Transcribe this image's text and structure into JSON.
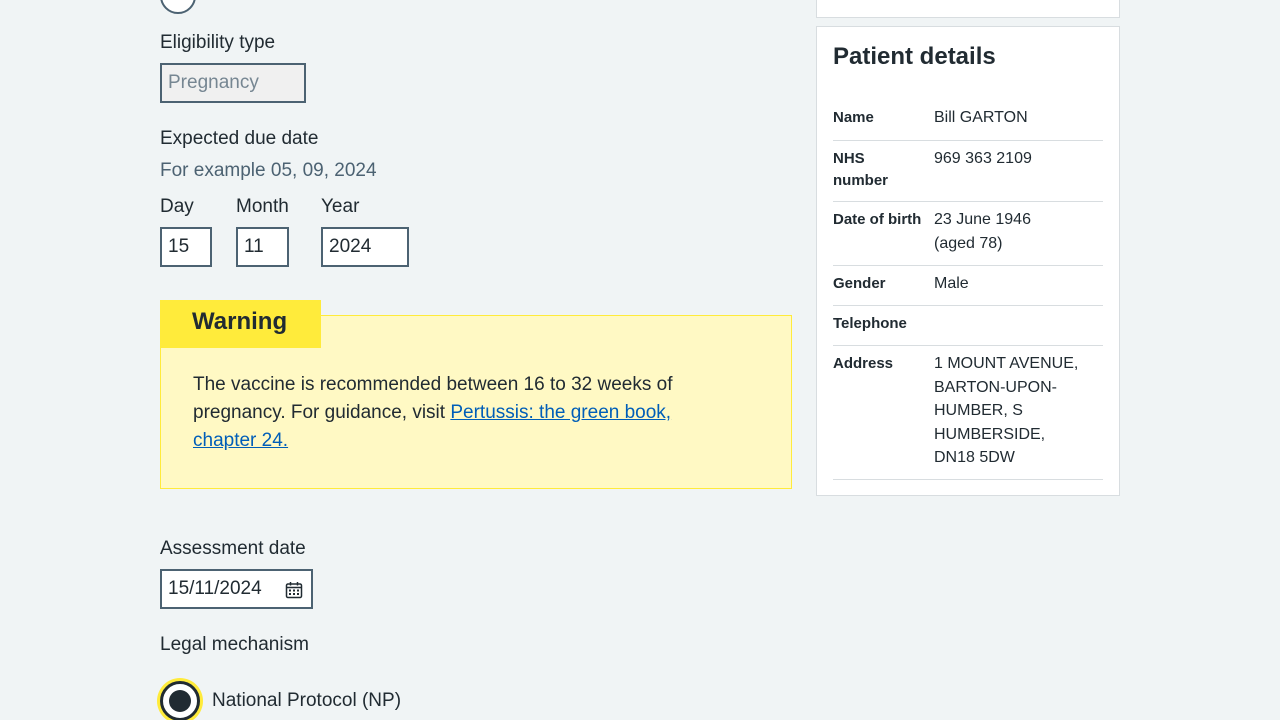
{
  "form": {
    "eligibility_label": "Eligibility type",
    "eligibility_value": "Pregnancy",
    "due_date_label": "Expected due date",
    "due_date_hint": "For example 05, 09, 2024",
    "day_label": "Day",
    "day_value": "15",
    "month_label": "Month",
    "month_value": "11",
    "year_label": "Year",
    "year_value": "2024",
    "assessment_label": "Assessment date",
    "assessment_value": "15/11/2024",
    "legal_label": "Legal mechanism",
    "np_label": "National Protocol (NP)"
  },
  "warning": {
    "heading": "Warning",
    "text": "The vaccine is recommended between 16 to 32 weeks of pregnancy. For guidance, visit ",
    "link": "Pertussis: the green book, chapter 24."
  },
  "patient": {
    "title": "Patient details",
    "name_key": "Name",
    "name_val": "Bill GARTON",
    "nhs_key": "NHS number",
    "nhs_val": "969 363 2109",
    "dob_key": "Date of birth",
    "dob_val": "23 June 1946 (aged 78)",
    "gender_key": "Gender",
    "gender_val": "Male",
    "telephone_key": "Telephone",
    "telephone_val": "",
    "address_key": "Address",
    "address_val": "1 MOUNT AVENUE, BARTON-UPON-HUMBER, S HUMBERSIDE, DN18 5DW"
  },
  "colors": {
    "background": "#f0f4f5",
    "warning_bg": "#fff9c4",
    "warning_accent": "#ffeb3b",
    "link": "#005eb8",
    "text": "#212b32"
  }
}
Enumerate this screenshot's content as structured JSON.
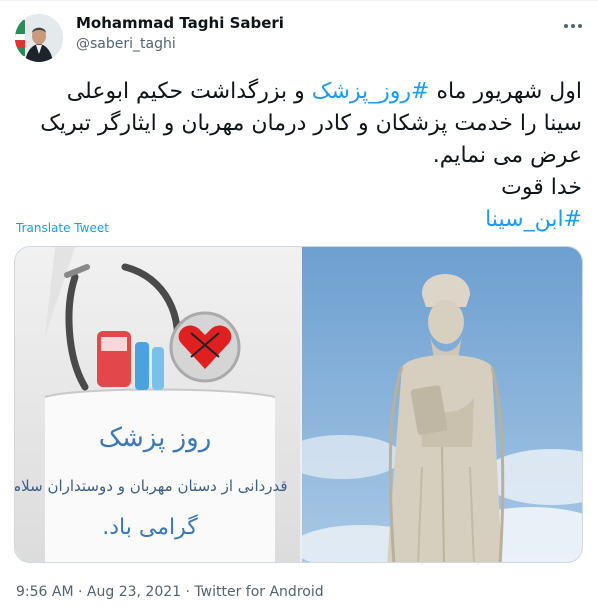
{
  "author": {
    "display_name": "Mohammad Taghi Saberi",
    "handle": "@saberi_taghi",
    "avatar_icon": "profile-photo"
  },
  "tweet": {
    "line1": {
      "prefix": "اول شهریور ماه ",
      "hashtag": "#روز_پزشک",
      "suffix": " و بزرگداشت حکیم ابوعلی"
    },
    "line2": "سینا را خدمت پزشکان و کادر درمان مهربان و ایثارگر تبریک",
    "line3": "عرض می نمایم.",
    "line4": "خدا قوت",
    "line5_hashtag": "#ابن_سینا"
  },
  "translate_label": "Translate Tweet",
  "media": {
    "left_card": {
      "title": "روز پزشک",
      "subtitle": "قدردانی از دستان مهربان و دوستداران سلامت",
      "closing": "گرامی باد."
    }
  },
  "meta": {
    "time": "9:56 AM",
    "separator": " · ",
    "date": "Aug 23, 2021",
    "source": "Twitter for Android"
  },
  "colors": {
    "link": "#1d9bf0",
    "secondary_text": "#536471",
    "primary_text": "#0f1419"
  }
}
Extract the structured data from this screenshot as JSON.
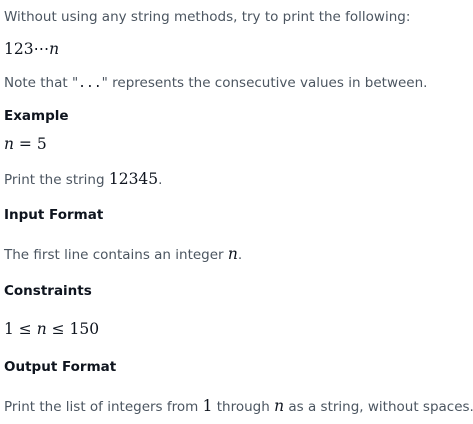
{
  "intro": {
    "text": "Without using any string methods, try to print the following:"
  },
  "pattern": {
    "digits": "123",
    "dots": "⋯",
    "var": "n"
  },
  "note": {
    "prefix": "Note that \"",
    "code": "...",
    "suffix": "\" represents the consecutive values in between."
  },
  "example": {
    "heading": "Example",
    "var": "n",
    "eq": " = 5",
    "print_prefix": "Print the string ",
    "print_value": "12345",
    "print_suffix": "."
  },
  "input_format": {
    "heading": "Input Format",
    "text": "The first line contains an integer ",
    "var": "n",
    "suffix": "."
  },
  "constraints": {
    "heading": "Constraints",
    "lower": "1 ≤ ",
    "var": "n",
    "upper": " ≤ 150"
  },
  "output_format": {
    "heading": "Output Format",
    "text_1": "Print the list of integers from ",
    "from_value": "1",
    "text_2": " through ",
    "var": "n",
    "text_3": " as a string, without spaces."
  }
}
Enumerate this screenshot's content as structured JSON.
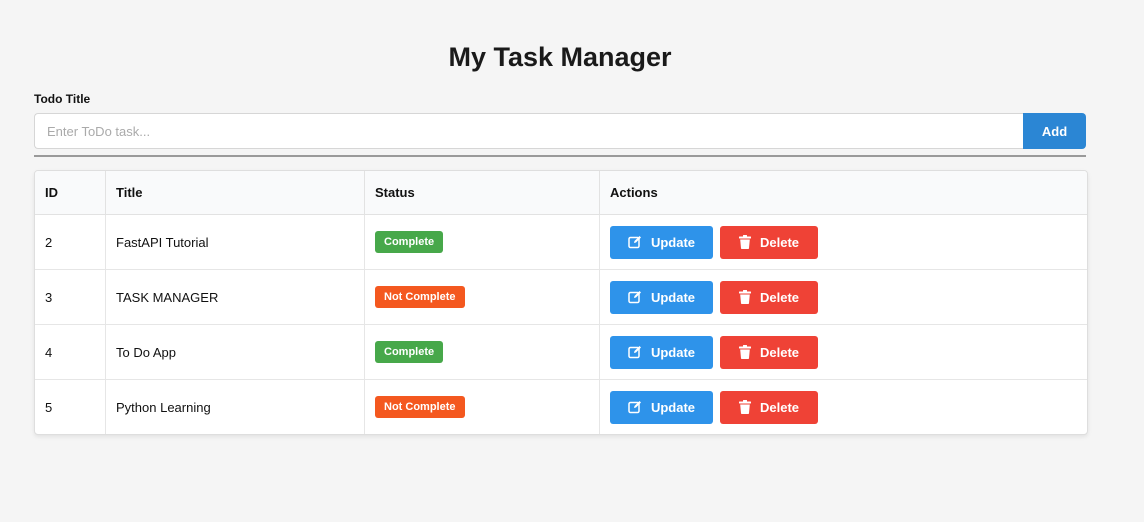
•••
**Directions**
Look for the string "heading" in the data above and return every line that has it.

**Answer box**
    "heading": "Warning",
    "heading": "Example",
    "heading": "Input Format",
    "heading": "Constraints",
    "heading": "Output Format",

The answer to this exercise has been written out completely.